Business analytics software developers Birst and Tableau Software are teaming up, developing an integration between the two vendors' products that will allow Tableau users to tap into Birst's cloud-based data integration and transformation capabilities.

The technology alliance also will create opportunities for the vendors' channel partners by broadening customer options, executives of the two vendors said in an interview.

The alliance, disclosed Wednesday morning, is somewhat unusual in that Birst and Tableau compete in the business analytics arena. Seattle-based Tableau offers its popular data visualization and dashboarding software, while Birst, based in San Francisco, provides a more turnkey system that includes front-end visualization, dashboarding and reporting software supported by back-end data integration and transformation tools.

[Related: Salesforce Partners Look To Catch A Wave Of Analytics Opportunities ]

Sponsored post

Over the last couple of months, the two companies developed ODBC-based links that will allow business users to utilize Birst's cloud platform to integrate and process data from multiple sources, then use Tableau's visualization software to analyze that data.

"By bringing Birst and Tableau together, we're providing what we think is the new big thing in BI [business intelligence]," said Birst CEO Jay Larson in an interview. "There's a big disruption in the BI market."

Birst and Tableau are among a relatively new generation of business analytics tools that are designed to be useable by a wide range of information workers, in contrast to older BI software that was largely used by IT to build reports, or by people with statistical analysis backgrounds. Newer BI software also is architected to better work with different types of structured and unstructured data.

The BI software market is crowded with many competitors, and executives from Birst and Tableau said the new integration between the two companies' products would offer customers more flexibility -- and so create a competitive advantage for both vendors.

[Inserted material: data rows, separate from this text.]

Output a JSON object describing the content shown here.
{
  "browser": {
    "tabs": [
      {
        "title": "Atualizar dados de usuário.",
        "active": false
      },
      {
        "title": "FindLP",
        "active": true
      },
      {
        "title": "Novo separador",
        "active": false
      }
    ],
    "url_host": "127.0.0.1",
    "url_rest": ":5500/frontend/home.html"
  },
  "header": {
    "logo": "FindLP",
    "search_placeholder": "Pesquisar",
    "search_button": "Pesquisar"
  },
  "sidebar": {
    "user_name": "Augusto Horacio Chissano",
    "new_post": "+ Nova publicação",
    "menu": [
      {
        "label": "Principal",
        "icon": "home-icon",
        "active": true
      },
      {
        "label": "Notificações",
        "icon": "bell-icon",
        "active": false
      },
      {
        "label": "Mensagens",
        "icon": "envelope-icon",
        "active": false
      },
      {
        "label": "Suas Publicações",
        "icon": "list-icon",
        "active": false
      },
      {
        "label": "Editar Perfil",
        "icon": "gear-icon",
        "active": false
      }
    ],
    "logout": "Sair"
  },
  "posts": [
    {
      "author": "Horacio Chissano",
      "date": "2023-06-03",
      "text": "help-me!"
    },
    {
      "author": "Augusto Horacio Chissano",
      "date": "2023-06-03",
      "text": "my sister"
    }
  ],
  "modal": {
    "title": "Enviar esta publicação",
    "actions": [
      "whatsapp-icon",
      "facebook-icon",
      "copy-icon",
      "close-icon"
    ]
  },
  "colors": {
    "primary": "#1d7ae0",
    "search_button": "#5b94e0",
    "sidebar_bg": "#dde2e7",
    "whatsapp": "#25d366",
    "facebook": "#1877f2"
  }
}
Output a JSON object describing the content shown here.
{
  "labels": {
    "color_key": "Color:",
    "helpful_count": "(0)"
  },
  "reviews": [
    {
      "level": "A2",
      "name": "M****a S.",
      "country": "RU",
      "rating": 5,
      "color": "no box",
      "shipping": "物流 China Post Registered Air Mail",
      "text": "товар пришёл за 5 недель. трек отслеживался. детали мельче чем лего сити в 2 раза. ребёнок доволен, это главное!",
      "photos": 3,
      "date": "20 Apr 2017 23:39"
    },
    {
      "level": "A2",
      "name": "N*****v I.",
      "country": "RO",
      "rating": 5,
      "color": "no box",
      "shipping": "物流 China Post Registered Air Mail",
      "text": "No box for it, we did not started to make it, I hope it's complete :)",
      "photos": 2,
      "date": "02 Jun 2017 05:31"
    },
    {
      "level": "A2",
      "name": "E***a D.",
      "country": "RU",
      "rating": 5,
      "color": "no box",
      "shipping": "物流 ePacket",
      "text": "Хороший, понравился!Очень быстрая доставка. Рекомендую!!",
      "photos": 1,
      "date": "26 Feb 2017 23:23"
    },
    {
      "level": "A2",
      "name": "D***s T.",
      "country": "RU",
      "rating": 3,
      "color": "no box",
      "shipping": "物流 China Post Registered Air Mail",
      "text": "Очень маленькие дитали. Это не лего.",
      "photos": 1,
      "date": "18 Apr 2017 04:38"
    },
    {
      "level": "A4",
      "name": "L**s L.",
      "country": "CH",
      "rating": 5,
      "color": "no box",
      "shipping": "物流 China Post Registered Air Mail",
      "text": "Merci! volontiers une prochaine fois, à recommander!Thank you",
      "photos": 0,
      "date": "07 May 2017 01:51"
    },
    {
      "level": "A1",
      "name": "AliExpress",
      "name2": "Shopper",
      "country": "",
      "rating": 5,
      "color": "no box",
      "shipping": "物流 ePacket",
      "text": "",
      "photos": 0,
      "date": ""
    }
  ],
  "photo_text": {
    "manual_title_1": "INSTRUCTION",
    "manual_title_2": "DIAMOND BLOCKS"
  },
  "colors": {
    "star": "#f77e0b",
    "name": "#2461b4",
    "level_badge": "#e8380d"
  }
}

Robert Greene, product management director at Tableau, said in the same interview that the alliance offers customers an alternative to large vendors such as SAP, IBM and Oracle, which acquired older BI companies such as Business Objects, Cognos and Hyperion, respectively.

"A lot of this has been customer-driven," Greene said, noting that many customers already have Tableau and Birst in-house.

In addition to developing the ODBC links, the development work included synchronizing the two products' data models, said Brad Peters, Birst co-founder and chief product officer, in the interview.

Birst and Tableau both work with channel partners, and Birst's Larson said the alliance creates "a significant opportunity for our partners" in referral sales, implementation and consulting work.

Boston-based consulting company Cervello provides data management, business analytics and performance management services around Birst, and other BI and data management tools. Vice President Michael Cochrane, who overees the analytics and information management practice, called the Birst-Tableau alliance "refreshing" because it adds to customers' options.

"They're really taking an open, collaborative approach to the market," Cochrane said in a separate interview, because it allows customers "to use the right technology to address whatever challenges they have."

While Cervello doesn't resell Tableau's software, Cochrane said the new linkages would make it easier for his company to integrate Birst into IT environments where customers already have Tableau.